Monday, January 24, 2011

A leaping and a hopping over Kubu Island


Kubu Island, situated in the Magkadigkadi pans, somewhere near the center of Botswana is a strange place. You could almost imagine you were on another planet. It’s an island populated with baobab trees that eke out an existence between the white boulders and rocks. Standing out in the white expanse of the salt pan while gazing at the island, it’s easy to imagine waves crashing on the rocky shores of Kubu Island, while hundreds of noisy sea birds gathered on the rocks. Today the only reminder of that much wetter period is the smooth pebbles around the base of the island and the rocks that are stained white by bird guano. Equally interesting is the evidence that man once lived here, stone walls are found, clearly evident, some with small window holes that look out across the never ending white salt pans. If you look carefully in some areas, you might be fortunate as I was to find bits of broken pottery and ostrich egg shell beads hidden among the dust .As little as 50 or 100 years ago boys would be leaping and playing among the rocks.Women and girls might have spent time making necklaces of ostrich egg shells, while the men could have been returning from a hunt carrying the meat of some antelope over their shoulders.
My visit to this strange island was not without excitement…
1st, I was very sick when I arrived, the worst I had been in seven years. (Which I think was caused by the Bully beef sandwiches and some crème of tartar that I ate from a baobab tree).
2nd it rained that night and then the following day after exploring and taking photos of the island we (my friend Dean, and I) decide to take a new route across the salt pans to a village called Letlakane and then the start of a tar road.
This turned out to be on of the most exiting and at times scariest trip I have ever been on. Although we knew never to cross the pans during the rainy season we didn’t think twice since it was the dry season .However we quickly realized that the unseasonal and little rain we had during the night had been much more over the open pans. What started off as just a few centimeters of rainwater on the surface of the pans soon changed to a couple of feet, with a very mushy feeling beneath the wheels when we slowed down.
Looking at the map I realized that it would be 32 km before we reached solid land .It was comforting to note that there wasn’t even a tree in sight that we could attach the winch to if we did get stuck. Instead as far as the eye could see, it was just water, sparkling in the sun. Stories started to flash through my head of whole vehicle getting stuck and then slowly sinking down until they disappeared leaving the occupants to walk for hours and in some cases when lost ,for days before they found help.
We soon found that we had a couple challenges, first we had to keep the land rover racing along at 60 km an hour, slower and you could feel the vehicle start sinking. Second the faint track that we were following at times disappeared and was extremely difficult to see which way we should go, third the water at places would abruptly become deeper causing the land rover to slow down almost to the point of stalling and in turn coming closer to getting stuck. White knuckled and on the edge of our seats we urged the land rover on until 32 km later we drove up out of the pans onto solid ground. The Landover was covered with white mud and the only clean bit was where the windscreen wipers had kept cleaned. Half an hour later we pulled up into a typical village car wash at Letlakane where the land rover was attacked with water, soap and not a little elbow grease.
Despite having spent only a few hours on and around Kubu Island I came away with more than just a few photos .I took back with me good memories, an urge to captured Kubu Island with brush and paint, and a desire to return again

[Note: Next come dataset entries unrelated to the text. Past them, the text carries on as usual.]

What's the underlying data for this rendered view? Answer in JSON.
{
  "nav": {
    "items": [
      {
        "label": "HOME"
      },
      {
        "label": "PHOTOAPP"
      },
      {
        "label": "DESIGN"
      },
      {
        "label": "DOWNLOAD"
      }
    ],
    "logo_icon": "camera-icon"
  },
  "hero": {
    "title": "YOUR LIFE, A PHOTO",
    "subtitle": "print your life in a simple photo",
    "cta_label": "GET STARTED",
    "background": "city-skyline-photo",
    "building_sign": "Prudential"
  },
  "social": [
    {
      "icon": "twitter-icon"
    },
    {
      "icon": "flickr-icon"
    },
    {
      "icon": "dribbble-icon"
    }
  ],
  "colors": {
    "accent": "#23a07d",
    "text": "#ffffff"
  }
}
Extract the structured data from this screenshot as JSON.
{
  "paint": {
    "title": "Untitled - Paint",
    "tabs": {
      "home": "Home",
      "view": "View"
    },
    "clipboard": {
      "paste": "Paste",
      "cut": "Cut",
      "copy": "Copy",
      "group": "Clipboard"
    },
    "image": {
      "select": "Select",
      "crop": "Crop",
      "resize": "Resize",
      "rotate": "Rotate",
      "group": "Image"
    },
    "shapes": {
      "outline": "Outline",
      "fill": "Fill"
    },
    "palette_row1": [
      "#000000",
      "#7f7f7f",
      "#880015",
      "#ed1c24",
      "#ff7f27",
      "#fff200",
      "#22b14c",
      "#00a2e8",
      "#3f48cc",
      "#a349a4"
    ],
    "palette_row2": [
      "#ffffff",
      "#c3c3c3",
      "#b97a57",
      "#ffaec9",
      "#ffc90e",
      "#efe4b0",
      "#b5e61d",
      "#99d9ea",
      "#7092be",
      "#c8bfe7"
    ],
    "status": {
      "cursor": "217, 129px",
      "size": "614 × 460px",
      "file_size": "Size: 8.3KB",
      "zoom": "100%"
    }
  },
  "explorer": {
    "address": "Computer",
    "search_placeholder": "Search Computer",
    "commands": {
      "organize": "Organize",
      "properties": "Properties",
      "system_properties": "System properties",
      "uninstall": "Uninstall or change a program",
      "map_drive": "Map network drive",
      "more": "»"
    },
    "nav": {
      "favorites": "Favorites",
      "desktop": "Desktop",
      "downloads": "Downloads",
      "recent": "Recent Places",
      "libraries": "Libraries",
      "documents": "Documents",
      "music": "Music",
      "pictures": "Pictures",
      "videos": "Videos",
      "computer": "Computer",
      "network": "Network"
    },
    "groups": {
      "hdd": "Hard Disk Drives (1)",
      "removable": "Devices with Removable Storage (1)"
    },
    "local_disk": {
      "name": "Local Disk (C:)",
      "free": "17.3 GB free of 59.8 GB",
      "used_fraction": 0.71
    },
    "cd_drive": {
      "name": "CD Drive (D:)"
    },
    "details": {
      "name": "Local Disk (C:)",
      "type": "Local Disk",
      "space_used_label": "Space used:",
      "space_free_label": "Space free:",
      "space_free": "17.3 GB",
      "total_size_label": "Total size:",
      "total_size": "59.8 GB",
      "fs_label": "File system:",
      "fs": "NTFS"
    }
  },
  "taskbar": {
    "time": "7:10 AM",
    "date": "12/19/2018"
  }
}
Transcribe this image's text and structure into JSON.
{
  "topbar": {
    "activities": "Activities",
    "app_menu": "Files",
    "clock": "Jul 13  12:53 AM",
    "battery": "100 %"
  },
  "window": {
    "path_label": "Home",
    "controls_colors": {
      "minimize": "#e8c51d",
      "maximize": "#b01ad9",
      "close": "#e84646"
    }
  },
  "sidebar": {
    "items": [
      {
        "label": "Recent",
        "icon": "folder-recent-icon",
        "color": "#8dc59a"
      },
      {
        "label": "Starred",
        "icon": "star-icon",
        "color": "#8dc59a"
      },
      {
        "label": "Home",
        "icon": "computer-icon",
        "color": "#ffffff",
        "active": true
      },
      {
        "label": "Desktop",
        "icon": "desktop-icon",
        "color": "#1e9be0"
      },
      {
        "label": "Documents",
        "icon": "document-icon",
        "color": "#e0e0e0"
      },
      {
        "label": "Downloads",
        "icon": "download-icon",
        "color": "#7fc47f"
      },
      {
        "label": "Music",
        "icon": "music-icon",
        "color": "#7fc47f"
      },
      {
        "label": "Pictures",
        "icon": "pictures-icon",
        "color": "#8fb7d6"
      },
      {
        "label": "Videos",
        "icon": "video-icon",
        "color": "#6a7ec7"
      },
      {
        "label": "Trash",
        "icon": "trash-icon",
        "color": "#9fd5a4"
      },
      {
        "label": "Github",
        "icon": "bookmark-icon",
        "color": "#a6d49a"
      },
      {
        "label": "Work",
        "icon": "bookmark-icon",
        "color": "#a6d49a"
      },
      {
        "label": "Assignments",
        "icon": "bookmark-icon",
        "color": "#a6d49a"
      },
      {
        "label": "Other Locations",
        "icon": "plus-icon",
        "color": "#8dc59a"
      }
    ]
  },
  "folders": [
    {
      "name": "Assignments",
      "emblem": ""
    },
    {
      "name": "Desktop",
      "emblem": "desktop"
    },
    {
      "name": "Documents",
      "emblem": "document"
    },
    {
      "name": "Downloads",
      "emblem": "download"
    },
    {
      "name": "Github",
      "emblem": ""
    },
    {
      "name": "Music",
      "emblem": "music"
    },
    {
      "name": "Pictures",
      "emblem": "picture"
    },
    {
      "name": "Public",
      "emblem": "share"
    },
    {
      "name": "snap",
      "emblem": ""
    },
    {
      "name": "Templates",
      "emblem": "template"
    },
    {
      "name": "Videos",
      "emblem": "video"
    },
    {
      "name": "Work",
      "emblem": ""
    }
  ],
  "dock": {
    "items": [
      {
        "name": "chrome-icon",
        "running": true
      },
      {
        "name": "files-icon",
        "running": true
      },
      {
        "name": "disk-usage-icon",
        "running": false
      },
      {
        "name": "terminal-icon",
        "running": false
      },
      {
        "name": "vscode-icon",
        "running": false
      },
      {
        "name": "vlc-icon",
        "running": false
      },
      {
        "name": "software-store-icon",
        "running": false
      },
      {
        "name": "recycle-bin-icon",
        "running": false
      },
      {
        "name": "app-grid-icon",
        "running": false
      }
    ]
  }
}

Gary Keimig said...

great paintings and blog Roger. Loved the commentary. Seems as though I have had a number of adventures that I was sure glad when they were over. LOL
Thanks for the comment on my blog.

Roger Brown My Botswana Art said...

Thanks Gary I enjoyed your blog as well, the country where you stay looks really wild and beautiful.I would love to read about some of those adventures of yours on your blog.

Gary said...

Roger your work is awe inspiring. What a fabulous world that you live in. I love what you got going here - great blog! G.

Roger Brown My Botswana Art said...

Thanks Gary I really appreciate all the comments.Just had another look at your works and love your water color painting titled (A late summer morning),its just exquisite.

Meowlissa said...

Always a pleasure to see your talents displayed :)

Rebekah said...

wow this is sipmly amazing. unbelievebly good and i it truly is and i am not just saying wow. definately my favourite.
it is really good.
keep up the great work.
i knew u were good but wow!

Julia Ruffles | wildlife animal artist said...

WOW I am stunned! your artworks are amazing, and I am compelled by your detailed observations and stories - I think one of the most interesting blogs I have come across :) I look forward to reading and watching in the future! Jules